• _ASSIGNMENT_
Each entry below must be given again word for word, with no pictures.
** DATASET RECORDS follows **
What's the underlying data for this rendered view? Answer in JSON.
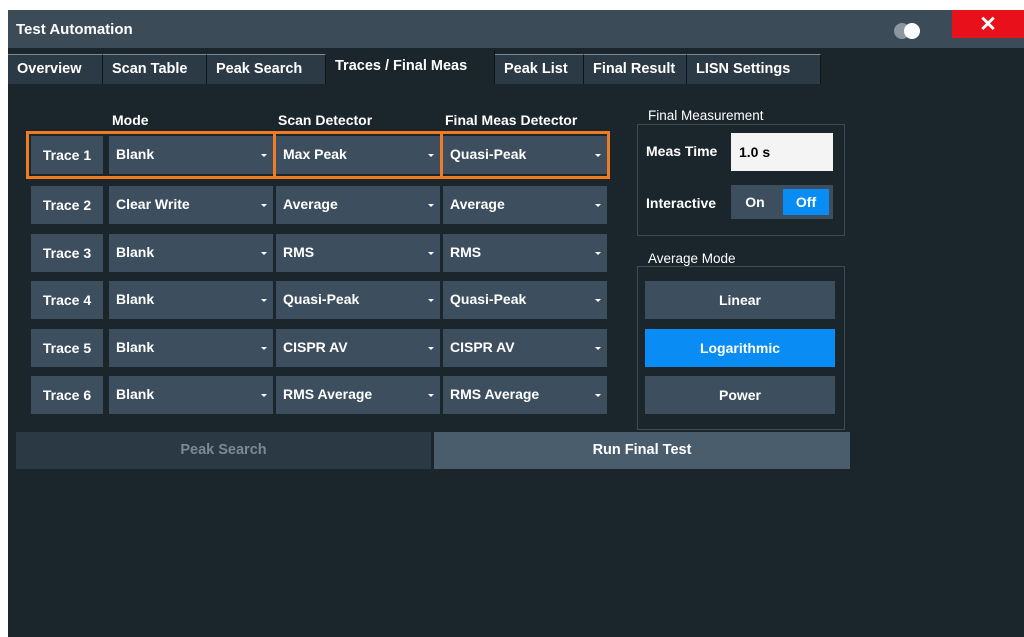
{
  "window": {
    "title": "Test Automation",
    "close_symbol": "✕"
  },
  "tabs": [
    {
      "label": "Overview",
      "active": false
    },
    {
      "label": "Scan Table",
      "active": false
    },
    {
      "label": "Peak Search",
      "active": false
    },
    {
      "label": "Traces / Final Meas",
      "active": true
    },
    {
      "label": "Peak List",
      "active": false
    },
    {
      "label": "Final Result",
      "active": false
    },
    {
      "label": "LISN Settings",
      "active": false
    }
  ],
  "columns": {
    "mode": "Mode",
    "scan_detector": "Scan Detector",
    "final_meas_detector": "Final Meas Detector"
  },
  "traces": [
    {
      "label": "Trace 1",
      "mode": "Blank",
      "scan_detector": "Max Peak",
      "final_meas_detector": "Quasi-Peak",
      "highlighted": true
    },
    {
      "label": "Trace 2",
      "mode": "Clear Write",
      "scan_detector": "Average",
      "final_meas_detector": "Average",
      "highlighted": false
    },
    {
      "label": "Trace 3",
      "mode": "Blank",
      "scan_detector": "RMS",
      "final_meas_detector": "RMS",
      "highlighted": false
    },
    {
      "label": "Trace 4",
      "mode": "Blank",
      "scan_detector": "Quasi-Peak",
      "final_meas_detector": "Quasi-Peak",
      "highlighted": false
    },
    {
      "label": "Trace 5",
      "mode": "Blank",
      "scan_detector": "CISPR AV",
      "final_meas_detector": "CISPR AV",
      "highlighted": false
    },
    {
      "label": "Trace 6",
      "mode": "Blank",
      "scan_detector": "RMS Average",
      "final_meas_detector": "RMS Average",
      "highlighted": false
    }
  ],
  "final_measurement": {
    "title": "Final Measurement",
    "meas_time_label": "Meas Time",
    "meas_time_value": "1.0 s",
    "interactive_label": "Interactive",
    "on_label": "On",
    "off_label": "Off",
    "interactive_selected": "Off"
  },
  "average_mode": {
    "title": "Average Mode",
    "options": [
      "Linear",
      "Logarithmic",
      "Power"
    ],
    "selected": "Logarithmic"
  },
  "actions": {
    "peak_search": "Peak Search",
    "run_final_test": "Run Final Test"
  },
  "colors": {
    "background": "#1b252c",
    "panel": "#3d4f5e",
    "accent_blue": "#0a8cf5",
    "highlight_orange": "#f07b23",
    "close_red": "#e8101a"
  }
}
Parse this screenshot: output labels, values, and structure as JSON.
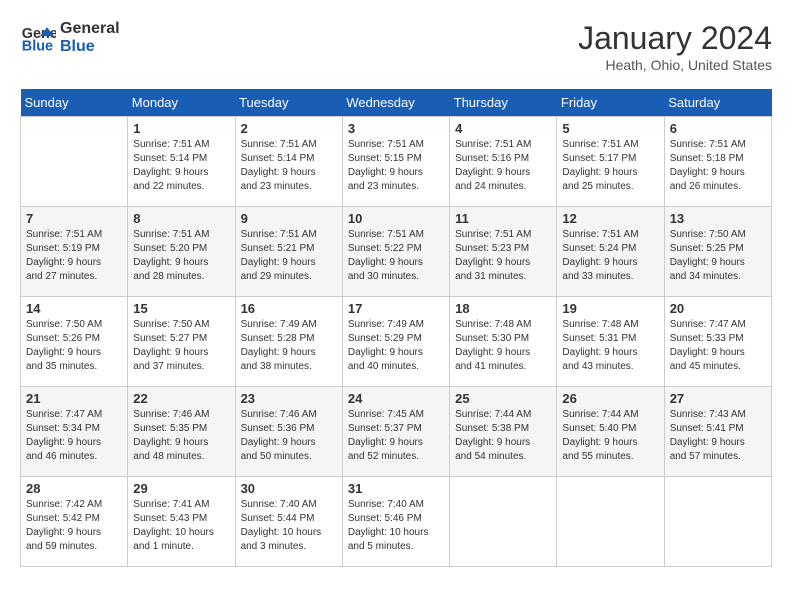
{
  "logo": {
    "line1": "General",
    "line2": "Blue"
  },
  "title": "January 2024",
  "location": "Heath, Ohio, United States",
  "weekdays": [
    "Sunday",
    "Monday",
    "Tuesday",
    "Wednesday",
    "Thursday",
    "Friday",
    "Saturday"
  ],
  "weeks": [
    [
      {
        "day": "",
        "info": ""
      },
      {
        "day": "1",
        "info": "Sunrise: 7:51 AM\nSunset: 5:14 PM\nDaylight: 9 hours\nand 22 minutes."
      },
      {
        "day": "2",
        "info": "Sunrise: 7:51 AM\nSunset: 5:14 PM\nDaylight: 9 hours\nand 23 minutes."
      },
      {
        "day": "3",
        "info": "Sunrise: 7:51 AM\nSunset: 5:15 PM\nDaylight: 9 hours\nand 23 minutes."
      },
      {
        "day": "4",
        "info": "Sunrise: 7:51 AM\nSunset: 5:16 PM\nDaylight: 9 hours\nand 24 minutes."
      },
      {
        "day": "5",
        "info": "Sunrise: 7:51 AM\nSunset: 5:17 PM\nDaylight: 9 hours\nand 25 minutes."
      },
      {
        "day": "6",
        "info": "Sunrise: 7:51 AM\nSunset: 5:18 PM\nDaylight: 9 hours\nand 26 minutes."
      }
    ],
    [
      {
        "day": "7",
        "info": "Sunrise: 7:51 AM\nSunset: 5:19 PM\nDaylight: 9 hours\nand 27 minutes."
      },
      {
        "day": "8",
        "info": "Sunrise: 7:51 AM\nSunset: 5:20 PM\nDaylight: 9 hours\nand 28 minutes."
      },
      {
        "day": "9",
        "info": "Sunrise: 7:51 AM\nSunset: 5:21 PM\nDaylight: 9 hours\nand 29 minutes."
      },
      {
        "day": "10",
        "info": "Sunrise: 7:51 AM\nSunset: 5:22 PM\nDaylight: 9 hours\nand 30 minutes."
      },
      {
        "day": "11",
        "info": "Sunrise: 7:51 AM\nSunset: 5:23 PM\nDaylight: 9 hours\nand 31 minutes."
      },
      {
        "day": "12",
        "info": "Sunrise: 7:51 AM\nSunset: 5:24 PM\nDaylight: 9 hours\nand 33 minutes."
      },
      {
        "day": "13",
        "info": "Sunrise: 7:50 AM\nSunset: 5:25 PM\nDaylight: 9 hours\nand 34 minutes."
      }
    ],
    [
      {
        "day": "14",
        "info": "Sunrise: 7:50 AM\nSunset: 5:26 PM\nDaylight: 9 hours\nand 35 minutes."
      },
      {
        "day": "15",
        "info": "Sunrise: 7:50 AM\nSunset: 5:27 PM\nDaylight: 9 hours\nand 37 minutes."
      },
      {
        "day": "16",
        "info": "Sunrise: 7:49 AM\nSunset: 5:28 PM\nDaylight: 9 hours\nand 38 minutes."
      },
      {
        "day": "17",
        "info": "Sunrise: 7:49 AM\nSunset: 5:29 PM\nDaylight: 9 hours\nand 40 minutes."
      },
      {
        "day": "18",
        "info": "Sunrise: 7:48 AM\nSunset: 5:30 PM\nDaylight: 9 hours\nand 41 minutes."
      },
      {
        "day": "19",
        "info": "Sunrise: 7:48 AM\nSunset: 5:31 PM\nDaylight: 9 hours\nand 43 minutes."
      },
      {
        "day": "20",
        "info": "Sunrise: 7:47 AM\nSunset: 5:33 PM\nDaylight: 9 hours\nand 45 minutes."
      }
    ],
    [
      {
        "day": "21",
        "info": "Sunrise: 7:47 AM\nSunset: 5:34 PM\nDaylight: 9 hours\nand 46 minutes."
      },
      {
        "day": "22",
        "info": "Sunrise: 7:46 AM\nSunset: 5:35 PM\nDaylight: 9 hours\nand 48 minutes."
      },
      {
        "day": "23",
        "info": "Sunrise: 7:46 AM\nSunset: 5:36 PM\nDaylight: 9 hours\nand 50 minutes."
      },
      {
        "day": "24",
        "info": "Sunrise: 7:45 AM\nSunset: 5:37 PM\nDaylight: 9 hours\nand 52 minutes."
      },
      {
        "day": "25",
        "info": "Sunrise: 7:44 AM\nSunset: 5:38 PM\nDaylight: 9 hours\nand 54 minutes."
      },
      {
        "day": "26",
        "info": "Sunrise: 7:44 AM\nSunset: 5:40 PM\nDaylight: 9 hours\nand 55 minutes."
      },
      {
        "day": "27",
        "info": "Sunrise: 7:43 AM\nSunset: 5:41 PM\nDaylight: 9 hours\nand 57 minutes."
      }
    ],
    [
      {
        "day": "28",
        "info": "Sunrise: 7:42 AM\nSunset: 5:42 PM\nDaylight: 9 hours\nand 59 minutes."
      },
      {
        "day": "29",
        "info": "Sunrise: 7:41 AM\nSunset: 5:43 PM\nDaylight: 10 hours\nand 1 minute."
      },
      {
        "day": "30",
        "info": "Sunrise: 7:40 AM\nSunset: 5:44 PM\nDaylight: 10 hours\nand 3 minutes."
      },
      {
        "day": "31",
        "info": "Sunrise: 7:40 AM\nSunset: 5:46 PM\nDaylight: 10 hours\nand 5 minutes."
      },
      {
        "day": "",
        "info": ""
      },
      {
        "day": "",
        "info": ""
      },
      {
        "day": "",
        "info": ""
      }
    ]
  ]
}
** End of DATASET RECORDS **
• _RESPONSE TO THE EXERCISE_
What's the underlying data for this rendered view? Answer in JSON.
{
  "window": {
    "title": "Test Automation",
    "close_symbol": "✕"
  },
  "tabs": [
    {
      "label": "Overview",
      "active": false
    },
    {
      "label": "Scan Table",
      "active": false
    },
    {
      "label": "Peak Search",
      "active": false
    },
    {
      "label": "Traces / Final Meas",
      "active": true
    },
    {
      "label": "Peak List",
      "active": false
    },
    {
      "label": "Final Result",
      "active": false
    },
    {
      "label": "LISN Settings",
      "active": false
    }
  ],
  "columns": {
    "mode": "Mode",
    "scan_detector": "Scan Detector",
    "final_meas_detector": "Final Meas Detector"
  },
  "traces": [
    {
      "label": "Trace 1",
      "mode": "Blank",
      "scan_detector": "Max Peak",
      "final_meas_detector": "Quasi-Peak",
      "highlighted": true
    },
    {
      "label": "Trace 2",
      "mode": "Clear Write",
      "scan_detector": "Average",
      "final_meas_detector": "Average",
      "highlighted": false
    },
    {
      "label": "Trace 3",
      "mode": "Blank",
      "scan_detector": "RMS",
      "final_meas_detector": "RMS",
      "highlighted": false
    },
    {
      "label": "Trace 4",
      "mode": "Blank",
      "scan_detector": "Quasi-Peak",
      "final_meas_detector": "Quasi-Peak",
      "highlighted": false
    },
    {
      "label": "Trace 5",
      "mode": "Blank",
      "scan_detector": "CISPR AV",
      "final_meas_detector": "CISPR AV",
      "highlighted": false
    },
    {
      "label": "Trace 6",
      "mode": "Blank",
      "scan_detector": "RMS Average",
      "final_meas_detector": "RMS Average",
      "highlighted": false
    }
  ],
  "final_measurement": {
    "title": "Final Measurement",
    "meas_time_label": "Meas Time",
    "meas_time_value": "1.0 s",
    "interactive_label": "Interactive",
    "on_label": "On",
    "off_label": "Off",
    "interactive_selected": "Off"
  },
  "average_mode": {
    "title": "Average Mode",
    "options": [
      "Linear",
      "Logarithmic",
      "Power"
    ],
    "selected": "Logarithmic"
  },
  "actions": {
    "peak_search": "Peak Search",
    "run_final_test": "Run Final Test"
  },
  "colors": {
    "background": "#1b252c",
    "panel": "#3d4f5e",
    "accent_blue": "#0a8cf5",
    "highlight_orange": "#f07b23",
    "close_red": "#e8101a"
  }
}
Parse this screenshot: output labels, values, and structure as JSON.
{
  "logo": {
    "line1": "General",
    "line2": "Blue"
  },
  "title": "January 2024",
  "location": "Heath, Ohio, United States",
  "weekdays": [
    "Sunday",
    "Monday",
    "Tuesday",
    "Wednesday",
    "Thursday",
    "Friday",
    "Saturday"
  ],
  "weeks": [
    [
      {
        "day": "",
        "info": ""
      },
      {
        "day": "1",
        "info": "Sunrise: 7:51 AM\nSunset: 5:14 PM\nDaylight: 9 hours\nand 22 minutes."
      },
      {
        "day": "2",
        "info": "Sunrise: 7:51 AM\nSunset: 5:14 PM\nDaylight: 9 hours\nand 23 minutes."
      },
      {
        "day": "3",
        "info": "Sunrise: 7:51 AM\nSunset: 5:15 PM\nDaylight: 9 hours\nand 23 minutes."
      },
      {
        "day": "4",
        "info": "Sunrise: 7:51 AM\nSunset: 5:16 PM\nDaylight: 9 hours\nand 24 minutes."
      },
      {
        "day": "5",
        "info": "Sunrise: 7:51 AM\nSunset: 5:17 PM\nDaylight: 9 hours\nand 25 minutes."
      },
      {
        "day": "6",
        "info": "Sunrise: 7:51 AM\nSunset: 5:18 PM\nDaylight: 9 hours\nand 26 minutes."
      }
    ],
    [
      {
        "day": "7",
        "info": "Sunrise: 7:51 AM\nSunset: 5:19 PM\nDaylight: 9 hours\nand 27 minutes."
      },
      {
        "day": "8",
        "info": "Sunrise: 7:51 AM\nSunset: 5:20 PM\nDaylight: 9 hours\nand 28 minutes."
      },
      {
        "day": "9",
        "info": "Sunrise: 7:51 AM\nSunset: 5:21 PM\nDaylight: 9 hours\nand 29 minutes."
      },
      {
        "day": "10",
        "info": "Sunrise: 7:51 AM\nSunset: 5:22 PM\nDaylight: 9 hours\nand 30 minutes."
      },
      {
        "day": "11",
        "info": "Sunrise: 7:51 AM\nSunset: 5:23 PM\nDaylight: 9 hours\nand 31 minutes."
      },
      {
        "day": "12",
        "info": "Sunrise: 7:51 AM\nSunset: 5:24 PM\nDaylight: 9 hours\nand 33 minutes."
      },
      {
        "day": "13",
        "info": "Sunrise: 7:50 AM\nSunset: 5:25 PM\nDaylight: 9 hours\nand 34 minutes."
      }
    ],
    [
      {
        "day": "14",
        "info": "Sunrise: 7:50 AM\nSunset: 5:26 PM\nDaylight: 9 hours\nand 35 minutes."
      },
      {
        "day": "15",
        "info": "Sunrise: 7:50 AM\nSunset: 5:27 PM\nDaylight: 9 hours\nand 37 minutes."
      },
      {
        "day": "16",
        "info": "Sunrise: 7:49 AM\nSunset: 5:28 PM\nDaylight: 9 hours\nand 38 minutes."
      },
      {
        "day": "17",
        "info": "Sunrise: 7:49 AM\nSunset: 5:29 PM\nDaylight: 9 hours\nand 40 minutes."
      },
      {
        "day": "18",
        "info": "Sunrise: 7:48 AM\nSunset: 5:30 PM\nDaylight: 9 hours\nand 41 minutes."
      },
      {
        "day": "19",
        "info": "Sunrise: 7:48 AM\nSunset: 5:31 PM\nDaylight: 9 hours\nand 43 minutes."
      },
      {
        "day": "20",
        "info": "Sunrise: 7:47 AM\nSunset: 5:33 PM\nDaylight: 9 hours\nand 45 minutes."
      }
    ],
    [
      {
        "day": "21",
        "info": "Sunrise: 7:47 AM\nSunset: 5:34 PM\nDaylight: 9 hours\nand 46 minutes."
      },
      {
        "day": "22",
        "info": "Sunrise: 7:46 AM\nSunset: 5:35 PM\nDaylight: 9 hours\nand 48 minutes."
      },
      {
        "day": "23",
        "info": "Sunrise: 7:46 AM\nSunset: 5:36 PM\nDaylight: 9 hours\nand 50 minutes."
      },
      {
        "day": "24",
        "info": "Sunrise: 7:45 AM\nSunset: 5:37 PM\nDaylight: 9 hours\nand 52 minutes."
      },
      {
        "day": "25",
        "info": "Sunrise: 7:44 AM\nSunset: 5:38 PM\nDaylight: 9 hours\nand 54 minutes."
      },
      {
        "day": "26",
        "info": "Sunrise: 7:44 AM\nSunset: 5:40 PM\nDaylight: 9 hours\nand 55 minutes."
      },
      {
        "day": "27",
        "info": "Sunrise: 7:43 AM\nSunset: 5:41 PM\nDaylight: 9 hours\nand 57 minutes."
      }
    ],
    [
      {
        "day": "28",
        "info": "Sunrise: 7:42 AM\nSunset: 5:42 PM\nDaylight: 9 hours\nand 59 minutes."
      },
      {
        "day": "29",
        "info": "Sunrise: 7:41 AM\nSunset: 5:43 PM\nDaylight: 10 hours\nand 1 minute."
      },
      {
        "day": "30",
        "info": "Sunrise: 7:40 AM\nSunset: 5:44 PM\nDaylight: 10 hours\nand 3 minutes."
      },
      {
        "day": "31",
        "info": "Sunrise: 7:40 AM\nSunset: 5:46 PM\nDaylight: 10 hours\nand 5 minutes."
      },
      {
        "day": "",
        "info": ""
      },
      {
        "day": "",
        "info": ""
      },
      {
        "day": "",
        "info": ""
      }
    ]
  ]
}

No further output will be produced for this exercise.